→ **The data**:
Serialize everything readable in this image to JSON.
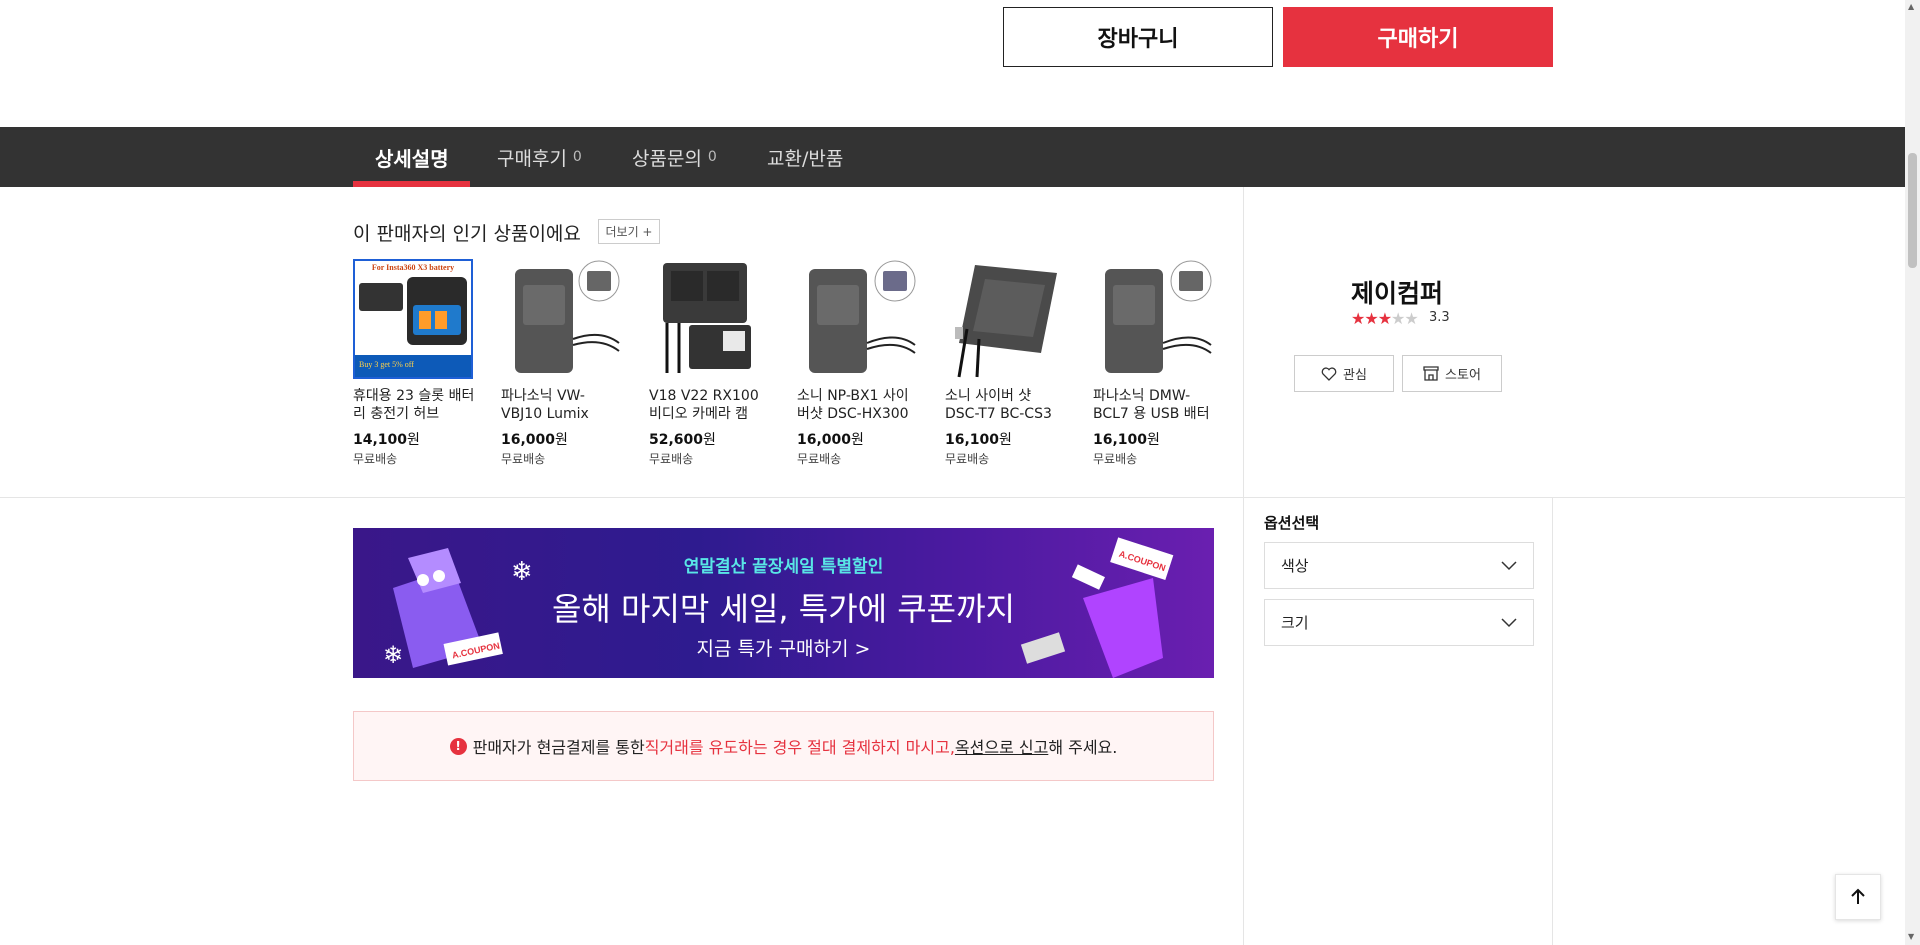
{
  "actions": {
    "cart_label": "장바구니",
    "buy_label": "구매하기"
  },
  "tabs": [
    {
      "label": "상세설명",
      "count": ""
    },
    {
      "label": "구매후기",
      "count": "0"
    },
    {
      "label": "상품문의",
      "count": "0"
    },
    {
      "label": "교환/반품",
      "count": ""
    }
  ],
  "popular": {
    "title": "이 판매자의 인기 상품이에요",
    "more_label": "더보기 +",
    "products": [
      {
        "name": "휴대용 23 슬롯 배터리 충전기 허브",
        "price": "14,100",
        "unit": "원",
        "shipping": "무료배송",
        "badge": "For Insta360 X3 battery",
        "promo": "Buy 3 get 5% off"
      },
      {
        "name": "파나소닉 VW-VBJ10 Lumix",
        "price": "16,000",
        "unit": "원",
        "shipping": "무료배송"
      },
      {
        "name": "V18 V22 RX100 비디오 카메라 캠",
        "price": "52,600",
        "unit": "원",
        "shipping": "무료배송"
      },
      {
        "name": "소니 NP-BX1 사이버샷 DSC-HX300",
        "price": "16,000",
        "unit": "원",
        "shipping": "무료배송"
      },
      {
        "name": "소니 사이버 샷 DSC-T7 BC-CS3",
        "price": "16,100",
        "unit": "원",
        "shipping": "무료배송"
      },
      {
        "name": "파나소닉 DMW-BCL7 용 USB 배터",
        "price": "16,100",
        "unit": "원",
        "shipping": "무료배송"
      }
    ]
  },
  "seller": {
    "name": "제이컴퍼",
    "rating": "3.3",
    "rating_stars": 3,
    "like_label": "관심",
    "store_label": "스토어"
  },
  "options": {
    "title": "옵션선택",
    "selects": [
      {
        "label": "색상"
      },
      {
        "label": "크기"
      }
    ]
  },
  "banner": {
    "subtitle": "연말결산 끝장세일 특별할인",
    "title": "올해 마지막 세일, 특가에 쿠폰까지",
    "cta": "지금 특가 구매하기 >",
    "coupon_text": "A.COUPON"
  },
  "warning": {
    "part1": "판매자가 현금결제를 통한 ",
    "part2": "직거래를 유도하는 경우 절대 결제하지 마시고,",
    "part3": " ",
    "part4": "옥션으로 신고",
    "part5": "해 주세요."
  },
  "colors": {
    "accent": "#e6323f",
    "tabbar": "#333333"
  }
}
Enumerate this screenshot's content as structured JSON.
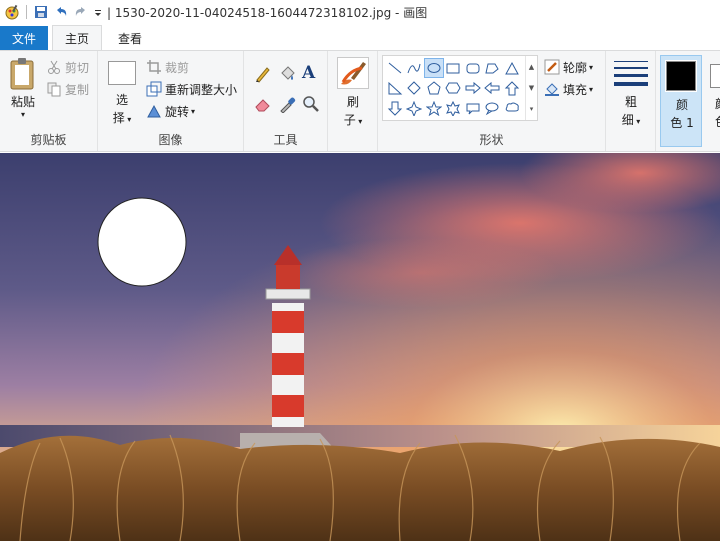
{
  "window": {
    "title": "| 1530-2020-11-04024518-1604472318102.jpg - 画图"
  },
  "tabs": {
    "file": "文件",
    "home": "主页",
    "view": "查看"
  },
  "clipboard": {
    "paste": "粘贴",
    "cut": "剪切",
    "copy": "复制",
    "label": "剪贴板"
  },
  "image": {
    "select_line1": "选",
    "select_line2": "择",
    "crop": "裁剪",
    "resize": "重新调整大小",
    "rotate": "旋转",
    "label": "图像"
  },
  "tools": {
    "label": "工具"
  },
  "brushes": {
    "line1": "刷",
    "line2": "子"
  },
  "shapes": {
    "outline": "轮廓",
    "fill": "填充",
    "label": "形状"
  },
  "size": {
    "line1": "粗",
    "line2": "细"
  },
  "color1": {
    "line1": "颜",
    "line2": "色 1",
    "value": "#000000"
  },
  "color2": {
    "line1": "颜",
    "line2": "色"
  },
  "colors": {
    "accent": "#1979ca",
    "ribbon_bg": "#f5f6f7",
    "selected": "#cce4f7"
  }
}
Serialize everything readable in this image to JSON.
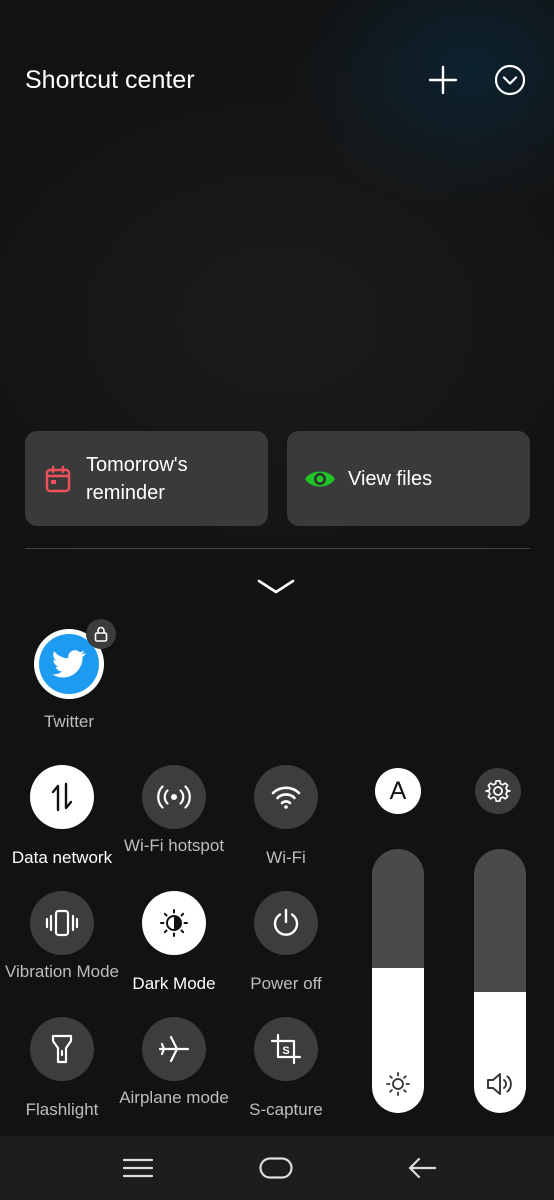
{
  "header": {
    "title": "Shortcut center",
    "add_icon": "plus-icon",
    "collapse_icon": "chevron-down-circle-icon"
  },
  "cards": [
    {
      "label": "Tomorrow's reminder",
      "icon": "calendar-icon",
      "icon_color": "#f0505a"
    },
    {
      "label": "View files",
      "icon": "eye-icon",
      "icon_color": "#22c22a"
    }
  ],
  "expand_icon": "chevron-down-icon",
  "apps": [
    {
      "label": "Twitter",
      "icon": "twitter-bird-icon",
      "badge": "lock-icon",
      "brand_color": "#1d9bf0"
    }
  ],
  "toggles": [
    {
      "label": "Data network",
      "icon": "data-arrows-icon",
      "on": true
    },
    {
      "label": "Wi-Fi hotspot",
      "icon": "hotspot-icon",
      "on": false
    },
    {
      "label": "Wi-Fi",
      "icon": "wifi-icon",
      "on": false
    },
    {
      "label": "Vibration Mode",
      "icon": "vibration-icon",
      "on": false
    },
    {
      "label": "Dark Mode",
      "icon": "dark-mode-icon",
      "on": true
    },
    {
      "label": "Power off",
      "icon": "power-icon",
      "on": false
    },
    {
      "label": "Flashlight",
      "icon": "flashlight-icon",
      "on": false
    },
    {
      "label": "Airplane mode",
      "icon": "airplane-icon",
      "on": false
    },
    {
      "label": "S-capture",
      "icon": "screenshot-crop-icon",
      "on": false
    }
  ],
  "controls": {
    "auto_brightness_label": "A",
    "settings_icon": "gear-icon",
    "brightness": {
      "icon": "sun-icon",
      "level": 0.55
    },
    "volume": {
      "icon": "speaker-icon",
      "level": 0.46
    }
  },
  "navbar": {
    "menu_icon": "menu-icon",
    "home_icon": "home-icon",
    "back_icon": "back-icon"
  }
}
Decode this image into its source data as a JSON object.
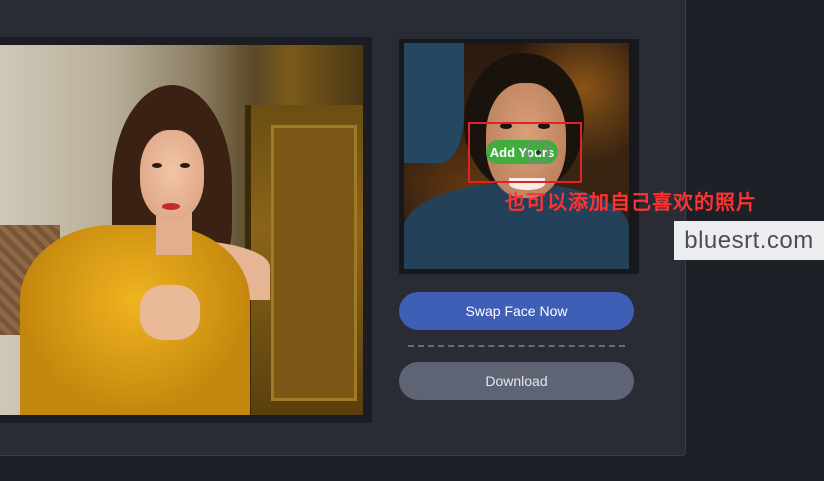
{
  "upload": {
    "add_label": "Add Yours"
  },
  "annotation": {
    "text": "也可以添加自己喜欢的照片"
  },
  "watermark": {
    "text": "bluesrt.com"
  },
  "actions": {
    "swap_label": "Swap Face Now",
    "download_label": "Download"
  },
  "colors": {
    "background": "#1e2027",
    "panel": "#292c35",
    "add_button": "#3fae3f",
    "swap_button": "#3f5eb5",
    "download_button": "#5f6474",
    "annotation": "#ff3232"
  }
}
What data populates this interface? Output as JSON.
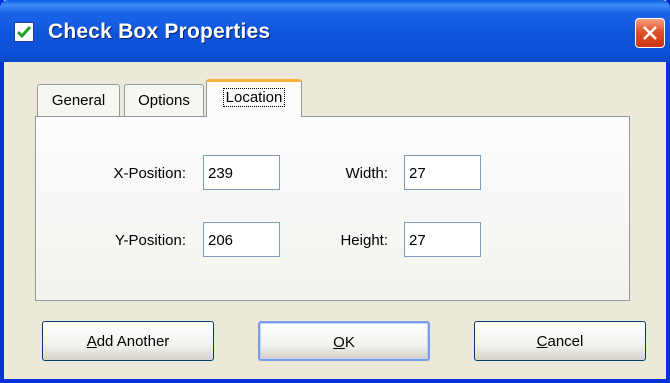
{
  "window": {
    "title": "Check Box Properties"
  },
  "tabs": [
    {
      "label": "General",
      "active": false
    },
    {
      "label": "Options",
      "active": false
    },
    {
      "label": "Location",
      "active": true
    }
  ],
  "location": {
    "x_label": "X-Position:",
    "x_value": "239",
    "y_label": "Y-Position:",
    "y_value": "206",
    "width_label": "Width:",
    "width_value": "27",
    "height_label": "Height:",
    "height_value": "27"
  },
  "buttons": {
    "add_another": {
      "mnemonic": "A",
      "rest": "dd Another"
    },
    "ok": {
      "mnemonic": "O",
      "rest": "K"
    },
    "cancel": {
      "mnemonic": "C",
      "rest": "ancel"
    }
  },
  "colors": {
    "titlebar": "#0c4fd4",
    "close": "#e2512b",
    "active_tab_accent": "#f5b33b"
  }
}
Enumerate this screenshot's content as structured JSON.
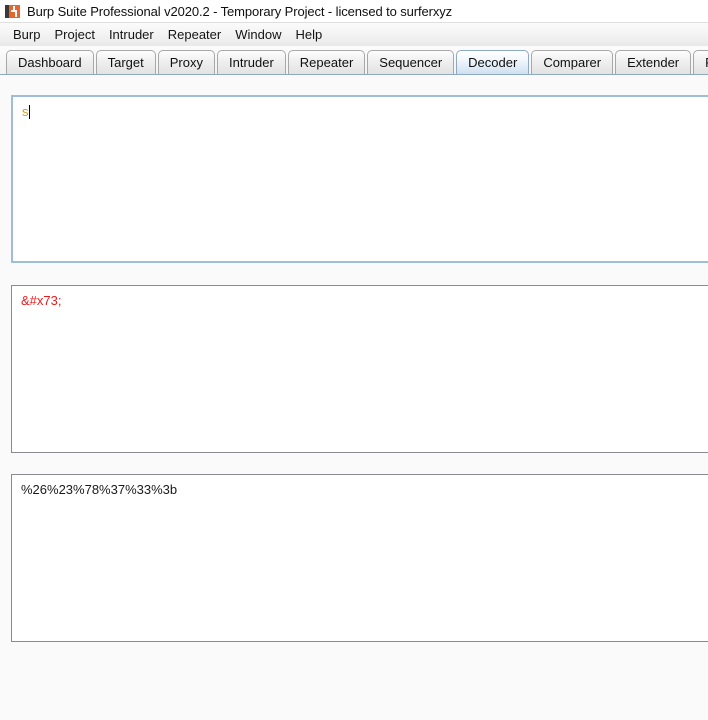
{
  "window": {
    "title": "Burp Suite Professional v2020.2 - Temporary Project - licensed to surferxyz",
    "icon": "burp-suite-icon"
  },
  "menubar": {
    "items": [
      {
        "label": "Burp"
      },
      {
        "label": "Project"
      },
      {
        "label": "Intruder"
      },
      {
        "label": "Repeater"
      },
      {
        "label": "Window"
      },
      {
        "label": "Help"
      }
    ]
  },
  "tabs": {
    "selected": "Decoder",
    "items": [
      {
        "label": "Dashboard"
      },
      {
        "label": "Target"
      },
      {
        "label": "Proxy"
      },
      {
        "label": "Intruder"
      },
      {
        "label": "Repeater"
      },
      {
        "label": "Sequencer"
      },
      {
        "label": "Decoder"
      },
      {
        "label": "Comparer"
      },
      {
        "label": "Extender"
      },
      {
        "label": "Project"
      }
    ]
  },
  "decoder": {
    "input_panel": {
      "value": "s",
      "text_color": "#d39a18"
    },
    "encoded_panel": {
      "value": "&#x73;",
      "text_color": "#e81b1b"
    },
    "output_panel": {
      "value": "%26%23%78%37%33%3b",
      "text_color": "#1a1a1a"
    }
  },
  "colors": {
    "focus_border": "#9dbdd9",
    "panel_border": "#8a8a92",
    "accent": "#e8642a"
  }
}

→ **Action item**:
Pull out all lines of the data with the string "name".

→ **Expected answer**:
        "name": "휴대용 23 슬롯 배터리 충전기 허브",
        "name": "파나소닉 VW-VBJ10 Lumix",
        "name": "V18 V22 RX100 비디오 카메라 캠",
        "name": "소니 NP-BX1 사이버샷 DSC-HX300",
        "name": "소니 사이버 샷 DSC-T7 BC-CS3",
        "name": "파나소닉 DMW-BCL7 용 USB 배터",
    "name": "제이컴퍼",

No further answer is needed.